Reduce the influence of the state on the people please. Govt has way too much control over people's lives. People out there have to understand that 'tax cuts' are just a metaphor for GOVT control v personal responsibilty. You need to sell this message to the people. Ask them why they are so happy to be so reliant on the state. On the subject of tax, I believe the whole (unfair) system needs to completely overhauled and replaced by more of a sales/consumption based tax system. It's fair for everyone. It just makes me sick that the GOVT can exert such control over people's lives and the people willingly go along with it (See Campbell and Close up On TH. night for eg) and I hope you can do something about it - and get your message accross.

#3 - Donna Cole 2008-05-23 13:48 - (Reply)

Thanks to Labour I pay about $20 more a week in petrol taxes and they are so generous they will give me $16 of that back! Do they think we are so stupid that we will say "Fantastic! I will be voting for them to get that back!". Get real Labour! The sooner Labour is out the sooner National can get back in and fix up all the mistakes Labour have done. Roll on Election Day! Good Luck National, but I really don't think you will need it. You treat us as Human Beings not Robot Voters!
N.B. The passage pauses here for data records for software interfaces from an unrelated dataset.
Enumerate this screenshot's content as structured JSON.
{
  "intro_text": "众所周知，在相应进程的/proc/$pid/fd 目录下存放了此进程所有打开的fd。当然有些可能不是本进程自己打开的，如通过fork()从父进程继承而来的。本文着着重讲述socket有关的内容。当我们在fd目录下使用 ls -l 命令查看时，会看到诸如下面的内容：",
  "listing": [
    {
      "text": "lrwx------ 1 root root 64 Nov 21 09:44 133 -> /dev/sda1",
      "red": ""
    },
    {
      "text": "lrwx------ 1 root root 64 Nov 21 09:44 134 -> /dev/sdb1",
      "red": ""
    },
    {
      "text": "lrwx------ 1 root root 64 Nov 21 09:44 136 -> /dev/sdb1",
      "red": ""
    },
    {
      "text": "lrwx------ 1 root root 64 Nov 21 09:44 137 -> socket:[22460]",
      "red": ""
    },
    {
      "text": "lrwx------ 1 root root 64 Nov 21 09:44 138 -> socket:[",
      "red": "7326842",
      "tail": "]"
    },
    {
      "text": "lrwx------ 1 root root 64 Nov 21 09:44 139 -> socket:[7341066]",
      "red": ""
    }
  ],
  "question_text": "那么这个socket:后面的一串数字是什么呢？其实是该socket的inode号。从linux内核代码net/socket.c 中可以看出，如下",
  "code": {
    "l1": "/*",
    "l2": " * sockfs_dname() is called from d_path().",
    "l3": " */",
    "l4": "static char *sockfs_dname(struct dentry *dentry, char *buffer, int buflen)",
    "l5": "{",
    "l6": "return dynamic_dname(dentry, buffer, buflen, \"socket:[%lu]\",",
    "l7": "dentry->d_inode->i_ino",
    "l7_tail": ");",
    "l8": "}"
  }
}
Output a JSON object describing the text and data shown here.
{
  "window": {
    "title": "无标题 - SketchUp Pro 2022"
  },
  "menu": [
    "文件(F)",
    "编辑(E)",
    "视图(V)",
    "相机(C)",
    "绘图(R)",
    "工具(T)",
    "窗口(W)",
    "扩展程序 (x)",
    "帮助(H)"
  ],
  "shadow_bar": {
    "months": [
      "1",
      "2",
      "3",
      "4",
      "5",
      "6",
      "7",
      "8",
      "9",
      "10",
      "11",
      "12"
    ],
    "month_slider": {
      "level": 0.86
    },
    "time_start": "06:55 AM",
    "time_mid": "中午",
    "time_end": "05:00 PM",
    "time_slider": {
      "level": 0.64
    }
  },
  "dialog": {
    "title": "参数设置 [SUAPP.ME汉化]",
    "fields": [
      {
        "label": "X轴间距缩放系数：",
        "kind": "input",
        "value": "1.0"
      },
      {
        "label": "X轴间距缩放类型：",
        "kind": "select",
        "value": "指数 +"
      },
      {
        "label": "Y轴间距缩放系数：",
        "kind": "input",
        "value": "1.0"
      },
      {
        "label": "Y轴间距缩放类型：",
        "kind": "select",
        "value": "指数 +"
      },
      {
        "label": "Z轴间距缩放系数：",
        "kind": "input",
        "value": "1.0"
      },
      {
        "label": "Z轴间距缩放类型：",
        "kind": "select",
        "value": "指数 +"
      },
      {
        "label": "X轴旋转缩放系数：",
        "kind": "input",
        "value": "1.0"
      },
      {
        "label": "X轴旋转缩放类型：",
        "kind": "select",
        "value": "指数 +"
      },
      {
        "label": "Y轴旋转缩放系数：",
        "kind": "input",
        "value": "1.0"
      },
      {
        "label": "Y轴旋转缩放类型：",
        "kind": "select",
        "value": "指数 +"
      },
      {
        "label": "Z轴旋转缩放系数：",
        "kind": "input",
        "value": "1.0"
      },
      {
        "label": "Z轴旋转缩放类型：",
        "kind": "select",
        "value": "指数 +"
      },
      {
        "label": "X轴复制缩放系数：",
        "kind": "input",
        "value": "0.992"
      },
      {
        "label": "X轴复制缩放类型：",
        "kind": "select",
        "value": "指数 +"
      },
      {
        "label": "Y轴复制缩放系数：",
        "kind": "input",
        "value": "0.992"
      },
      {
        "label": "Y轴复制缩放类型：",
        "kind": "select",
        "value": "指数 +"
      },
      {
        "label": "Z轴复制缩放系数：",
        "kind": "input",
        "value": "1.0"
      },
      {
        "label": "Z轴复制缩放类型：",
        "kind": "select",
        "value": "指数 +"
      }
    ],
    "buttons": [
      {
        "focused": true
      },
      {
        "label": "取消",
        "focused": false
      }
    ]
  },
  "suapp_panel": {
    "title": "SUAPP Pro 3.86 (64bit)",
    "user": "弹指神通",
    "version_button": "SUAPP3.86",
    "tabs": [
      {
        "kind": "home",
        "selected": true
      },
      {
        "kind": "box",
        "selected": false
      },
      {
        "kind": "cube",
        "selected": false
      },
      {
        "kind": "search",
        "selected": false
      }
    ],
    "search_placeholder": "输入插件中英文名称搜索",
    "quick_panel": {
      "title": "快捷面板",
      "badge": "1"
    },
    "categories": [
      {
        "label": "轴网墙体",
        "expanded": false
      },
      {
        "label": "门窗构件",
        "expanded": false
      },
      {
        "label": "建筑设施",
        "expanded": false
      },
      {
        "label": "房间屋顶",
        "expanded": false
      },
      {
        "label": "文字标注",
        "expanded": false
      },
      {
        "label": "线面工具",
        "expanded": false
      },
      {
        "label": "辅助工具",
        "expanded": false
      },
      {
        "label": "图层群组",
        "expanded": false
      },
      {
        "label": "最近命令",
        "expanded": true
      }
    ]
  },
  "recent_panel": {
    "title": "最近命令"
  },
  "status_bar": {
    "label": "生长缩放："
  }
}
#4 - Ron Cave 2008-05-23 15:58 - (Reply)

I do believe that we are losing sight of something in the discussion on the Budget. In my long business career I have found it vital every now and again at budgetting time to go back to a zero based Budget. In the small print, there is a multitude of $ wasters such as the Health Research Fund and the extra millions being given. New Zealanders are concerned about Health, Law & Order, and Education. There is plenty of money there for tax cuts and improved health, law and order and education if you have the courage to cut out frittering the money away on nebulous rubbish. Good Luck John, there are an awful lot of us pining our hopes on you.

#5 - Di Bag 2009-05-29 10:20 - (Reply)

Oh dear......... Regardless of the reasons for the cancellation of the cuts(which are now in effect a tax increase)a promise is a promise is a promise. It was all about trust wasn't it ?


Add Comment

To prove you're not a spambot, just answer this simple question: Who is the Prime Minister of New Zealand?
 
Submitted comments will be subject to moderation before being displayed.